Camping in Unit 18B with large camp trailers and RV’s is more difficult due to the small number of maintained roads. Camp Wood Road, Burro Creek Crossing Road, Trout Creek Road and areas adjacent to Highway 97 are the only areas reasonably possible to get a large trailer or RV down. Most of the dirt roads are not maintained, but even the roads that are, are still relatively rough and very long. If you are traveling with an RV or pulling a camp trailer and want to hunt the northeast portion of 18B below the BACA Float, it is recommended you use Camp Wood Road from Prescott to avoid the rougher roads from the Bagdad side.
Overview: Quail populations are directly tied to winter and spring precipitation and their populations usually bounce back fairly quickly following drought years. In years following drought, expect to see few adults and a bunch of juveniles. This can make hunting easier since the juveniles tend to hold tighter since they have not been shot at before.
Areas: Unit 18B has a diversity of areas to hunt quail. In the lower, desert regions, one can hunt just about anywhere east of Highway 93, using any of the dirt two-track roads or off Highway 97 going to Bagdad.
There are more remote areas such as Goodwin Mesa and Bozarth Mesa that consist of high desert, short grass prairies that also hold quail. Parts of these mesas have low densities of cactus and are ideal for using bird dogs. Goodwin Mesa can be accessed off Burro Creek Crossing Road at milepost 132, on Highway 93 or from Trout Creek Road, located about 20 miles farther north on Highway 93. In inclement weather, both of these roads can get bad quickly, but are generally accessible by two-wheel drive. To access Bozarth Mesa take Highway 97 to Bagdad then follow Camp Wood Road north and go west at Strotjost Flat. The mesas are generally good areas to use dogs due to the small amount of cactus. The area around the Big Sandy River is also a popular quail-hunting destination.

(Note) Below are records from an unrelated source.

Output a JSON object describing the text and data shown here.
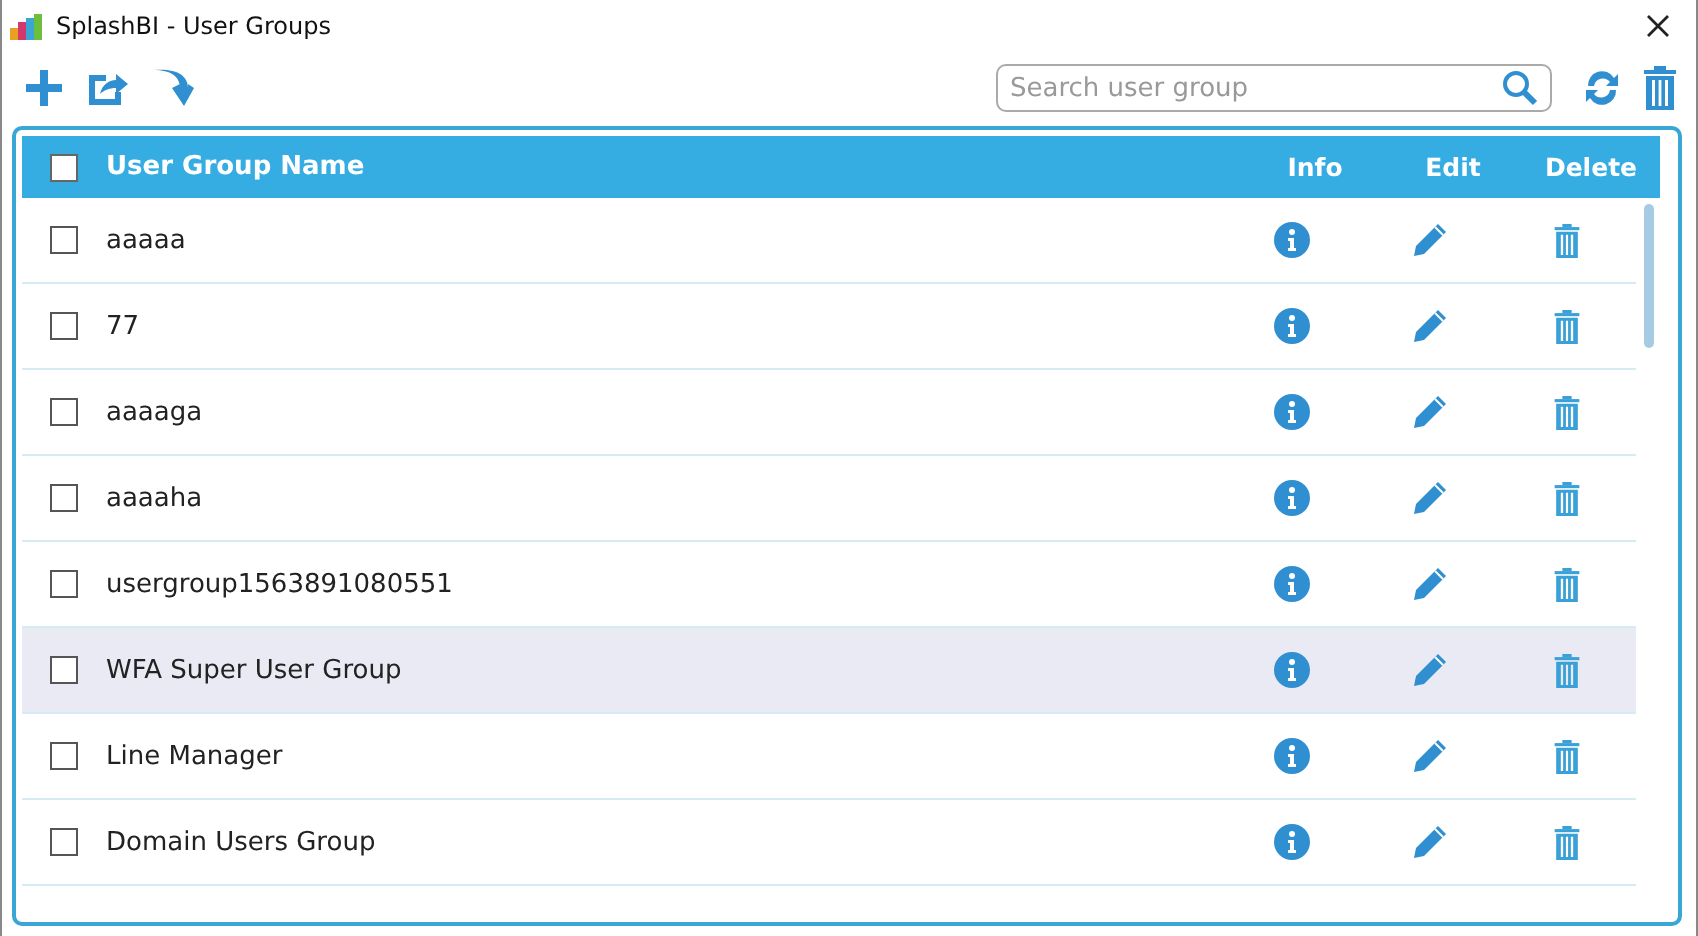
{
  "window": {
    "title": "SplashBI - User Groups"
  },
  "search": {
    "placeholder": "Search user group"
  },
  "table": {
    "select_all_checked": false,
    "columns": [
      "User Group Name",
      "Info",
      "Edit",
      "Delete"
    ],
    "rows": [
      {
        "name": "aaaaa",
        "checked": false,
        "selected": false
      },
      {
        "name": "77",
        "checked": false,
        "selected": false
      },
      {
        "name": "aaaaga",
        "checked": false,
        "selected": false
      },
      {
        "name": "aaaaha",
        "checked": false,
        "selected": false
      },
      {
        "name": "usergroup1563891080551",
        "checked": false,
        "selected": false
      },
      {
        "name": "WFA Super User Group",
        "checked": false,
        "selected": true
      },
      {
        "name": "Line Manager",
        "checked": false,
        "selected": false
      },
      {
        "name": "Domain Users Group",
        "checked": false,
        "selected": false
      }
    ]
  }
}
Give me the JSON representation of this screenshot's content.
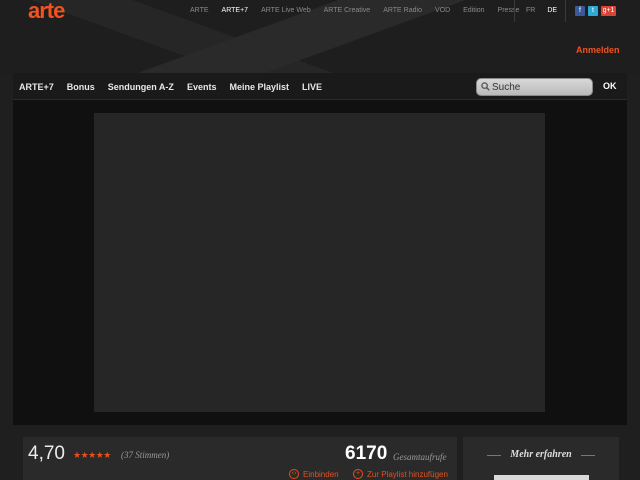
{
  "brand": {
    "logo": "arte"
  },
  "topnav": {
    "links": [
      "ARTE",
      "ARTE+7",
      "ARTE Live Web",
      "ARTE Creative",
      "ARTE Radio",
      "VOD",
      "Edition",
      "Presse"
    ],
    "active": "ARTE+7",
    "languages": [
      "FR",
      "DE"
    ],
    "active_language": "DE",
    "social": [
      "f",
      "t",
      "g+1"
    ]
  },
  "account": {
    "login_label": "Anmelden"
  },
  "mainnav": {
    "items": [
      "ARTE+7",
      "Bonus",
      "Sendungen A-Z",
      "Events",
      "Meine Playlist",
      "LIVE"
    ],
    "search_placeholder": "Suche",
    "search_button": "OK"
  },
  "info": {
    "rating": "4,70",
    "stars": "★★★★★",
    "votes": "(37 Stimmen)",
    "views": "6170",
    "views_label": "Gesamtaufrufe",
    "embed_label": "Einbinden",
    "playlist_label": "Zur Playlist hinzufügen"
  },
  "sidebar": {
    "title": "Mehr erfahren"
  },
  "colors": {
    "accent": "#f3511e",
    "background": "#1f1f1f"
  }
}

Overview: Unit 18B has many stock tanks throughout the unit that are mostly located in remote areas, but do get a fair number of waterfowl in the winter months. Be aware that four-wheel drive is usually required when accessing these tanks in winter. A good map to find these tanks can be a very helpful tool. In addition, Burro Creek and the Santa Maria River usually contain waterfowl.

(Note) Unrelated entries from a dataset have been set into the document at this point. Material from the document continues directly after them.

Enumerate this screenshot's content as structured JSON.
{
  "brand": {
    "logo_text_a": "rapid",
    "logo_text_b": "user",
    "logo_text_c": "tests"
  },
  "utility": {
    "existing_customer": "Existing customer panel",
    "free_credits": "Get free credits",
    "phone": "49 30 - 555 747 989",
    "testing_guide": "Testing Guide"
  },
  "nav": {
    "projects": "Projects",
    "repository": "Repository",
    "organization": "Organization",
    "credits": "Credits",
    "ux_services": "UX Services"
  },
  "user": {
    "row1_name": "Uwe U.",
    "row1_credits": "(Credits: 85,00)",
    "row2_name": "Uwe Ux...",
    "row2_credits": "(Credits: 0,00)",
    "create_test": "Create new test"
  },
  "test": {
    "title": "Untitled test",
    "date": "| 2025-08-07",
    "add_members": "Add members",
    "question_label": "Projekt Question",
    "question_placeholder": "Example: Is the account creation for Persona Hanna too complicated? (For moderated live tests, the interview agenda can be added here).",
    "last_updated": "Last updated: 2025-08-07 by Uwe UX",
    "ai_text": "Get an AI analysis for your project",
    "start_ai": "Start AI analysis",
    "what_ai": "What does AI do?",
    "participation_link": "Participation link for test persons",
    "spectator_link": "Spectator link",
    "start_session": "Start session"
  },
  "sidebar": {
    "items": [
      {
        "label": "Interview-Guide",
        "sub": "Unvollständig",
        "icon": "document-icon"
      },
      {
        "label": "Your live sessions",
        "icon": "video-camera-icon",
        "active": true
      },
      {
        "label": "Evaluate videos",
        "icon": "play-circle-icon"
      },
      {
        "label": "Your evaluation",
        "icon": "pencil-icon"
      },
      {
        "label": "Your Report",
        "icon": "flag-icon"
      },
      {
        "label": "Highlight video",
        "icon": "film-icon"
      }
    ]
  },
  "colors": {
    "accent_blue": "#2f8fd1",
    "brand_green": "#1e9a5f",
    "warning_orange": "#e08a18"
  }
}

Areas: As mentioned, any of the stock tanks throughout the unit would be worth trying. I would suggest using a map to locate a number of tanks you might want to hunt in a day or try setting up decoys on Burro Creek or the Santa Maria River. A good map to purchase is the Bagdad 1:100,000.